‘Provider Bias’ is when a healthcare provider influences or restricts a group or an individual’s contraceptive choice or access based on their own beliefs, knowledge, or lack of confidence in their skills.
Provider bias can manifest in different ways, for example:
- Denying an unmarried woman access to birth control based on the belief that she should be abstaining from sex before she is married
- Setting a minimum age limit for certain methods, such as the pill or the injectable
- Denying women without children access to LARCs (“Long-Acting Reversible Contraceptives, such as the injection or IUDs) based on belief that they can harm a woman’s fertility
How common is contraceptive provider bias?
According to the World Health Organization, provider bias is one contributing factor to why “214 million women of reproductive age in developing countries who want to avoid pregnancy are not using a modern contraceptive method.” It is difficult to find data on the number of women affected around the world by contraceptive provider bias, but there are some location specific studies on the topic that highlight just how common provider bias is.
In this study published in International Perspectives on Sexual and Reproductive Health, Vol. 44, No. 1 (March 2018), pp. 19-29 (11 pages) of bias in contraceptive provision in South West Nigeria, they discovered that “married clients were asked what method they wanted in 73% of visits, whereas unmarried clients were asked their method preference in only 30% of visits.” In the same study, they mention that “another frequently mentioned question for the married client was whether she had permission from her husband to obtain a contraceptive”
These findings are consistent with other studies on the topic of provider bias – such as this study on contraceptive access in Senegal – “Providers were most likely to set minimum age restrictions for the pill and the injectable―two of the methods most often used by young women in urban Senegal. The median minimum age for contraceptive provision was typically 18. Restrictions based on marital status were less common than those based on age.”

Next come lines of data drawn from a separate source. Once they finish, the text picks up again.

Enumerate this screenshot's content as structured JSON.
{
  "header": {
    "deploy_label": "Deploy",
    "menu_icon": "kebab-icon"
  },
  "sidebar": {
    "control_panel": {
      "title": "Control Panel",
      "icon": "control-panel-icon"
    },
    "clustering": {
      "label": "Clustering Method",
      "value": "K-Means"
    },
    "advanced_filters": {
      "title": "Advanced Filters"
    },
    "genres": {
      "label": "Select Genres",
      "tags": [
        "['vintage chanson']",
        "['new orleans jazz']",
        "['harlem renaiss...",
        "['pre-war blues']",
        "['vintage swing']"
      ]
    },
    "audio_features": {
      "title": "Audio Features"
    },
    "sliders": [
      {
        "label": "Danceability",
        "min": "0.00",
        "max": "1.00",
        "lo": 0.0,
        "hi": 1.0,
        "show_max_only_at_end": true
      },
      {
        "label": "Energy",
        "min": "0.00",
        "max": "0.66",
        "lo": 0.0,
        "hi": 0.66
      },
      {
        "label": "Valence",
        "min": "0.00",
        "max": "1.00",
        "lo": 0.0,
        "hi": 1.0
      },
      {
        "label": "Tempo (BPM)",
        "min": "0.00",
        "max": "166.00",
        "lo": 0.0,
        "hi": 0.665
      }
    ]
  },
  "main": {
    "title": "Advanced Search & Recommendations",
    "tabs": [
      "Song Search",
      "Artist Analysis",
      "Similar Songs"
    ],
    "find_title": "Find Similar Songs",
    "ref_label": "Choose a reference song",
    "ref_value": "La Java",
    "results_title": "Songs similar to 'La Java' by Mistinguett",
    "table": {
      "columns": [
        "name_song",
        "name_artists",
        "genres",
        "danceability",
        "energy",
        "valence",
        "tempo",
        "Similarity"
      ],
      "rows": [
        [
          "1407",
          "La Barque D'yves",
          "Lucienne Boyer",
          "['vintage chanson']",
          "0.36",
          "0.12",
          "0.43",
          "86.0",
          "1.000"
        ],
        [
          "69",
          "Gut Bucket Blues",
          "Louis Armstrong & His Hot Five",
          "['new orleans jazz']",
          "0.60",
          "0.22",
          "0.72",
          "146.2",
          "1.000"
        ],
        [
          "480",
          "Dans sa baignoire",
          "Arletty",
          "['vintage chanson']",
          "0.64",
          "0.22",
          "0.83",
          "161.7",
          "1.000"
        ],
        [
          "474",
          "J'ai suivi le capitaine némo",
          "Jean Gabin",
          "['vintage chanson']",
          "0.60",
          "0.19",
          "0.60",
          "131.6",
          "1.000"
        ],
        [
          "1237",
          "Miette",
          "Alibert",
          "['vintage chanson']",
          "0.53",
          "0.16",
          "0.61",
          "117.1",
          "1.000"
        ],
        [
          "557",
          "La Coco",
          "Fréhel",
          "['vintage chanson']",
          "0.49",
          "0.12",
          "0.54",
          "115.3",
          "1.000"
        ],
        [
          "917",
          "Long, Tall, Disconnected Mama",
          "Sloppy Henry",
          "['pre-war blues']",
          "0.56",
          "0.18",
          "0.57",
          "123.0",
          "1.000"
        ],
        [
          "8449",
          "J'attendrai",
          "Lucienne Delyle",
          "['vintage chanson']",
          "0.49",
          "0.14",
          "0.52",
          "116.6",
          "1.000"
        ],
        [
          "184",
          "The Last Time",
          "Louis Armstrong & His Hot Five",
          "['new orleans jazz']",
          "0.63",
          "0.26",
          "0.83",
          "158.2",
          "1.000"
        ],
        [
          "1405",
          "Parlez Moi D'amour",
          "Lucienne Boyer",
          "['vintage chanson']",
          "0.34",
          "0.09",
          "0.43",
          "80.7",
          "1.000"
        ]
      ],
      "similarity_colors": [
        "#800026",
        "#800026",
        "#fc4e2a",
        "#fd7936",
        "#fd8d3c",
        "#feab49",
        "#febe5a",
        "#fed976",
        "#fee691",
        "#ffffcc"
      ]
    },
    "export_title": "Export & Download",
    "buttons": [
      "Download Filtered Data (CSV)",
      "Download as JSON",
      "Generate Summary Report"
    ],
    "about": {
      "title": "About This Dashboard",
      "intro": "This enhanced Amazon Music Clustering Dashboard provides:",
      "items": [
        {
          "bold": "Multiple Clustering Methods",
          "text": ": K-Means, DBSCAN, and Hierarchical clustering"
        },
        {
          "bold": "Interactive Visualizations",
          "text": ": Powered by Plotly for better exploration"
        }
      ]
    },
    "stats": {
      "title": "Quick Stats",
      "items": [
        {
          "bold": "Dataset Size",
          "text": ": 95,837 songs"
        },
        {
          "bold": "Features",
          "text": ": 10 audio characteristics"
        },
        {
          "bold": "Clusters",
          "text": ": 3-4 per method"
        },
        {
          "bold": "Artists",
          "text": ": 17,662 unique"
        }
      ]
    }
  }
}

This is not solely an African issue – this European study by TANCO highlights the difference in understanding of interest in receiving more information about contraceptive methods between healthcare providers (HCPs) and patients – “HCPs clearly underestimated the interest in receiving information about contraceptive methods in general. They believed that just over a third of their patients (38%) would be interested in using a LARC method, if they were to receive more details, when almost double that number (73%) of women stated this to be the case”
What can you do about provider bias?
Our take on contraception, is that, if you are having sex, or thinking about having sex, you should have access to contraception and your options should not be limited by anything other than evidence-based medical reasons (for example, if you’re allergic to a certain ingredient in a contraception, that option wouldn’t be available to you). We understand that the world is a lot more complex than that – poverty, location, politics and so much more can affect your access to contraceptive methods. However, do consider that, there is a chance that your birth control options are being limited by provider bias: if you feel that your healthcare provider is limiting your choices (e.g. telling you that the pill is not an option for you because you’re unmarried), then seek a new healthcare provider – get a second opinion (or third, or fourth – keep going until you feel heard; there are some helpful tips on speaking up in this article).
Have you experienced provider bias? If yes, we’d love to hear from you – contact us HERE!